Purple urchins

Purple urchins

(Image credit: Jackie Sones)

Purple urchins, or Strongylocentrotus purpuratus, live in tidepools along the West Coast of North America.

Urchin spines

An adult purple sea urchin.

(Image credit: Claire Fackler, NOAA National Marine Sanctuaries)

The urchin's spines help it skewer food and protect itself against predators.

Spawning female urchin

Spawning female urchin

(Image credit: Dan Griffin)

The urchins breed annually around January, February and March.

Urchin larva

sea urchin larva

(Image credit: Elizabeth Lenz)

The urchins start out as free-floating larvae that may swim and feed for several months.

Urchin metamorphs

Urchin metamorphs

(Image credit: Eric Sanford)

Urchins undergo metamorphosis from a larval form to an adult form.

Inside-out urchin

sea urchin larvae

(Image credit: Andreas Heyland)

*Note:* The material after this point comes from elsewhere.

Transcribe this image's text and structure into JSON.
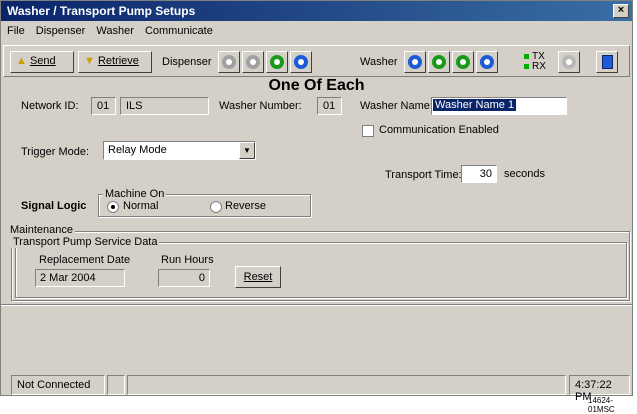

Sea urchin larvae turn inside-out as the larvae metamorphose to adults.

Sea urchin genome

(Image credit: Mount Desert Island Biological Laboratory)

Scientists recently sequenced the genome of the purple sea urchin.

Tanya Lewis
Tanya was a staff writer for Live Science from 2013 to 2015, covering a wide array of topics, ranging from neuroscience to robotics to strange/cute animals. She received a graduate certificate in science communication from the University of California, Santa Cruz, and a bachelor of science in biomedical engineering from Brown University. She has previously written for Science News, Wired, The Santa Cruz Sentinel, the radio show Big Picture Science and other places. Tanya has lived on a tropical island, witnessed volcanic eruptions and flown in zero gravity (without losing her lunch!). To find out what her latest project is, you can visit her website.